Physical energy: Activate the participants physically, let them stand up, take a walk or make a funny energiser. Energisers are 2-5 minutes of non competitive physical games that make the participants move, interact and laugh.
Social energy: Facilitate positive interactions between the participants, like non-competitive games and networking activities.
Mental energy: Give the participants a chance to work with something that comes purely from inner motivation, for example let them discuss a work challenge that occupies their thoughts at the time.
Emotional energy: Use humour, music, beautiful artistic experiences, great food, beautiful nature, acknowledge the participants and give them a chance to focus on their successes.

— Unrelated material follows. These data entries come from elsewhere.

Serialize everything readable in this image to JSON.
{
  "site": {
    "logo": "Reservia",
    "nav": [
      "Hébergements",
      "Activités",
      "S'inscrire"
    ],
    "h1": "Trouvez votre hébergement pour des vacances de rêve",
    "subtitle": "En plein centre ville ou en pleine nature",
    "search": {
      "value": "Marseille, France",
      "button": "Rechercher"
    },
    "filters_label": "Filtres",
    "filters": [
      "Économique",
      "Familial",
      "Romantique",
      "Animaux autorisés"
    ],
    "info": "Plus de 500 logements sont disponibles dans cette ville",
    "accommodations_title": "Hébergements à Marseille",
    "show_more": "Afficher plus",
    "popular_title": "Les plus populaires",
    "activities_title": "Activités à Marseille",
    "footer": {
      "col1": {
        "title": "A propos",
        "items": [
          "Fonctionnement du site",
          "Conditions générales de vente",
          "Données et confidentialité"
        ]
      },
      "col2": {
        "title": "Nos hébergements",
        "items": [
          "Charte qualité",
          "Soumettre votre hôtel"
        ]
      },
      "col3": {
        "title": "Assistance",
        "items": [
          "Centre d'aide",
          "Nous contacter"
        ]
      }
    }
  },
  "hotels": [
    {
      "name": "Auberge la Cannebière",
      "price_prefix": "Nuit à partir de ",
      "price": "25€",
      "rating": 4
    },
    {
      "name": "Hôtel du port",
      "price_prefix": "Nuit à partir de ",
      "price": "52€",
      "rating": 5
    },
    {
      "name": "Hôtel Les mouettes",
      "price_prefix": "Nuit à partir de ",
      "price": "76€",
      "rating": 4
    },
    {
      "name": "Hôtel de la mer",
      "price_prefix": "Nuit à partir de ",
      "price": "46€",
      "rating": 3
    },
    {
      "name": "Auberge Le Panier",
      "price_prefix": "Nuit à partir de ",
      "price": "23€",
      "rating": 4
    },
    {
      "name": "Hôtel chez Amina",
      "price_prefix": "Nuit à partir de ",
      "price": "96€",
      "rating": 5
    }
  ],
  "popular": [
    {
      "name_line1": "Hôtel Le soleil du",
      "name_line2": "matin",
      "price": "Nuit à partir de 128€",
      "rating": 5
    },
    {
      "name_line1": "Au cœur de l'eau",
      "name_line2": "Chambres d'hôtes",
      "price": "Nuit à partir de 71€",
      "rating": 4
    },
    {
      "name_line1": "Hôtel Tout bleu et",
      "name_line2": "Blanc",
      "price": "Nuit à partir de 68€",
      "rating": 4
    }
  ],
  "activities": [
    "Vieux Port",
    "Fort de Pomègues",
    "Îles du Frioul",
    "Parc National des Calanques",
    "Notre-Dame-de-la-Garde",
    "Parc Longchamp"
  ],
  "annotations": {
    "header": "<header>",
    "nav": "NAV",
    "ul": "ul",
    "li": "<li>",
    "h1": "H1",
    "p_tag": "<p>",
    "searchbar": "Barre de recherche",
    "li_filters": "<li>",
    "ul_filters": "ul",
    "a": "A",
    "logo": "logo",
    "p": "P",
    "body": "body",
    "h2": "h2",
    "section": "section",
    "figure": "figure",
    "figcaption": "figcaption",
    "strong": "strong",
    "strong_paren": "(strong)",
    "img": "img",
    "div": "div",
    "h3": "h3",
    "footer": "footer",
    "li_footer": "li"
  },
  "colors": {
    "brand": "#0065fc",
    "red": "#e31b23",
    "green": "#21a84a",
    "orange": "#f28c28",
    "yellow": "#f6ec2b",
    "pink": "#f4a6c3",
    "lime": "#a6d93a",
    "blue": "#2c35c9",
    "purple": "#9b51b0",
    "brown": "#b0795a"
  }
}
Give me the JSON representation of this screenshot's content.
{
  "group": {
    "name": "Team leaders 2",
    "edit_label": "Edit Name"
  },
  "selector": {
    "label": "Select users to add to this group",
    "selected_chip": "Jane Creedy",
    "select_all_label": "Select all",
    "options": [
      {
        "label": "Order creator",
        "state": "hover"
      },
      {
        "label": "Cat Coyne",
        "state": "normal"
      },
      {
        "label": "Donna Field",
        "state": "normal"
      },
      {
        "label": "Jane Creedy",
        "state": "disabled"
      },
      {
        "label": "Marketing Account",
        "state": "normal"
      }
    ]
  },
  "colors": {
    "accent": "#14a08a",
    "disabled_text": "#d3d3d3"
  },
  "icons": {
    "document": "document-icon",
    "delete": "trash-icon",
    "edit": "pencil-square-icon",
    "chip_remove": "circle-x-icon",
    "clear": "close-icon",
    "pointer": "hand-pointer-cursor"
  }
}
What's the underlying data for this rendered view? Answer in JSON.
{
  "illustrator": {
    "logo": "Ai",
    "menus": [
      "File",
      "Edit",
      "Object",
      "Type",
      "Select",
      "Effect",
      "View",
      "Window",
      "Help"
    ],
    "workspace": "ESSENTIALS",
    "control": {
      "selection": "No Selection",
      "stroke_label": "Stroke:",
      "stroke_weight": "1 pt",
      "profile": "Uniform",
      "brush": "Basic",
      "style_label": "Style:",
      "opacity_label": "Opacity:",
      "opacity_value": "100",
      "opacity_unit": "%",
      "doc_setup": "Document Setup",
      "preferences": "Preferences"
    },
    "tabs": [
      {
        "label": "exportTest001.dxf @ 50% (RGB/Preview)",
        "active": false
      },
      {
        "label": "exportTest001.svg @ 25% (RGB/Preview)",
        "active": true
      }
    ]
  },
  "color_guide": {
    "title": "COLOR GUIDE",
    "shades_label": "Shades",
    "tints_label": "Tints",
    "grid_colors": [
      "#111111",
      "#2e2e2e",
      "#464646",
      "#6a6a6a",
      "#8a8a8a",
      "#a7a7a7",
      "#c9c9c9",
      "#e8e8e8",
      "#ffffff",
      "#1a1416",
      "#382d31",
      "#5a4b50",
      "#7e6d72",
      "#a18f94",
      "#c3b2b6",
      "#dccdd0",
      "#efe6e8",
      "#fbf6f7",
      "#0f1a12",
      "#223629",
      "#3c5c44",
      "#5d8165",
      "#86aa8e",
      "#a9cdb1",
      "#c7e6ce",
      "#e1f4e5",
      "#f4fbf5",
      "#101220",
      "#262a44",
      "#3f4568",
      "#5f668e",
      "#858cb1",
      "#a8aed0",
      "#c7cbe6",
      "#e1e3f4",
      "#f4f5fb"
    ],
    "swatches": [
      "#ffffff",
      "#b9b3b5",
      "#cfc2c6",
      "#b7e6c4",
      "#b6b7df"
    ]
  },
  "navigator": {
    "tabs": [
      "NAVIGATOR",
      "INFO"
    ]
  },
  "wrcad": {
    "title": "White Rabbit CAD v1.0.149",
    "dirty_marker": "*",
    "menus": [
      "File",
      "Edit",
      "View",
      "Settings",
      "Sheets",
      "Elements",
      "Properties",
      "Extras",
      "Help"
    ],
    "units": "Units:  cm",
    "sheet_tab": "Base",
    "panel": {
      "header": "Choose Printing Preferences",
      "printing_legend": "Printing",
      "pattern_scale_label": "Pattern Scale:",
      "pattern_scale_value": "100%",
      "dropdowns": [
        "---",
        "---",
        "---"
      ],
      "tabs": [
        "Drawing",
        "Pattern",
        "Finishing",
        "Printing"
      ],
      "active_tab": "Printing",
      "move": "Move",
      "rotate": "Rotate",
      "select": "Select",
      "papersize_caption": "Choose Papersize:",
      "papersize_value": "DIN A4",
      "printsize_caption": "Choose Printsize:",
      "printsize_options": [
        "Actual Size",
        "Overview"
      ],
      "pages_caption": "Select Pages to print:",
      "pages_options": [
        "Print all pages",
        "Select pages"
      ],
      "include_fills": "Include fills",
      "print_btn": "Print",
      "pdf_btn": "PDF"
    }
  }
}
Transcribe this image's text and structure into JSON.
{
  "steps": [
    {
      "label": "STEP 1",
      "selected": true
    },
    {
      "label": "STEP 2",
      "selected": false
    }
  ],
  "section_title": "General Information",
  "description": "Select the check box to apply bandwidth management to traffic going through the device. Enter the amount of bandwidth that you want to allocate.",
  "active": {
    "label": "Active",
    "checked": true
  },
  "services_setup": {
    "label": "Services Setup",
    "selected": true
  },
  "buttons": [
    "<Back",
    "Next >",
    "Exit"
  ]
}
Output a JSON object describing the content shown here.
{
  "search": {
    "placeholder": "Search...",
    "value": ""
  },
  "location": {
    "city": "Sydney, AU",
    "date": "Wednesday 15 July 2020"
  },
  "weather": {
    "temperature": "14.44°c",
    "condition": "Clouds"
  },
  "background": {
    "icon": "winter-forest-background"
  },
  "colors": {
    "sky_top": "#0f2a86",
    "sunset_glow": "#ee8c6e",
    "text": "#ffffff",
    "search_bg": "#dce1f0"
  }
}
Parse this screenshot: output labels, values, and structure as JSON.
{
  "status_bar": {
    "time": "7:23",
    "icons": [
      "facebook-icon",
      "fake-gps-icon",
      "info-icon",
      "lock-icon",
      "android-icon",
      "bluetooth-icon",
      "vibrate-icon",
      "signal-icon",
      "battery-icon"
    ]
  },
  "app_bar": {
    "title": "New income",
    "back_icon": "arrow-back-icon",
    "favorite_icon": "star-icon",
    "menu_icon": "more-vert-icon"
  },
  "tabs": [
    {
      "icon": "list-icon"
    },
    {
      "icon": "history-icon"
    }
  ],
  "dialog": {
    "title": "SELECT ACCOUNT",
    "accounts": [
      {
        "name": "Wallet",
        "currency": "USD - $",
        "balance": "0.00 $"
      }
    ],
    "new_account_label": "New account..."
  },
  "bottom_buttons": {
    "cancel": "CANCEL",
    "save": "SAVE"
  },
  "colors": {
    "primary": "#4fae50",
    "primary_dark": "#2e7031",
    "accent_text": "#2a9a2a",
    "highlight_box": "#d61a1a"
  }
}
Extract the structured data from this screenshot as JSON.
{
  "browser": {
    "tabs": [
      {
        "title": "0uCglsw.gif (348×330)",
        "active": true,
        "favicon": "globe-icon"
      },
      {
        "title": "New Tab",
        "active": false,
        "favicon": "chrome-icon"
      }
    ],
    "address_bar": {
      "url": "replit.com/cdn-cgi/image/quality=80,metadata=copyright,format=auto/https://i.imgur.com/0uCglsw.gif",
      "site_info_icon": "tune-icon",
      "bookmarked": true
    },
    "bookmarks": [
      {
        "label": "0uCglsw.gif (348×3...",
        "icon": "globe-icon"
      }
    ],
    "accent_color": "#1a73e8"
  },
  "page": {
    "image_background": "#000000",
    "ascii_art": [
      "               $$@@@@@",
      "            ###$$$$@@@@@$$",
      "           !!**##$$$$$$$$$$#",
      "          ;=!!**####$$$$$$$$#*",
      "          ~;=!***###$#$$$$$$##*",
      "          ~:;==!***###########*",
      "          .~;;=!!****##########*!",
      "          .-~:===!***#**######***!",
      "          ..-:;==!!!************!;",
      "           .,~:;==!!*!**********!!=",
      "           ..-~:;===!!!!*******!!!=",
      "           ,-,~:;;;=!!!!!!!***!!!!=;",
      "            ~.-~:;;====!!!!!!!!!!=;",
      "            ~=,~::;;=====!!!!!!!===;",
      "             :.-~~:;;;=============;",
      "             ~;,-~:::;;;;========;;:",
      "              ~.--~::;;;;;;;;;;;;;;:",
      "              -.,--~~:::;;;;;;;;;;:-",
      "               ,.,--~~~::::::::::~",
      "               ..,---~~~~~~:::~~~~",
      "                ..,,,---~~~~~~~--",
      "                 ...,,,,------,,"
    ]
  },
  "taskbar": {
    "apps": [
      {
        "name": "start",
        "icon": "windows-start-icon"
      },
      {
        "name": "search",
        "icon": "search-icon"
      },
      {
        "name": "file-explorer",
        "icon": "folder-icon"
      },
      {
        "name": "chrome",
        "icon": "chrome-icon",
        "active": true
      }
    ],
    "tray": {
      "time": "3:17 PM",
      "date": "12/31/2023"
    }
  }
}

Physical movement is one of the quickest ways to create a high energy level. In 2010 I facilitated energisers for 600 participants at the 5th European Conference on Positive Psychology in Copenhagen. These respectable scientists loved it!
The energy level immediately rockets if you engage the participants. During the Mind Event for meeting planners in Copenhagen 2014, we changed a site inspection at Marriot Hotel to a Murder Mystery that the participants should solve. It’s me in the middle, dressed like detective Karl Moerk.
Humans always strive towards positive relations to other humans. Therefore I always try to help the participants connect. Here are participants at a conference for a big medical company, playing network bingo.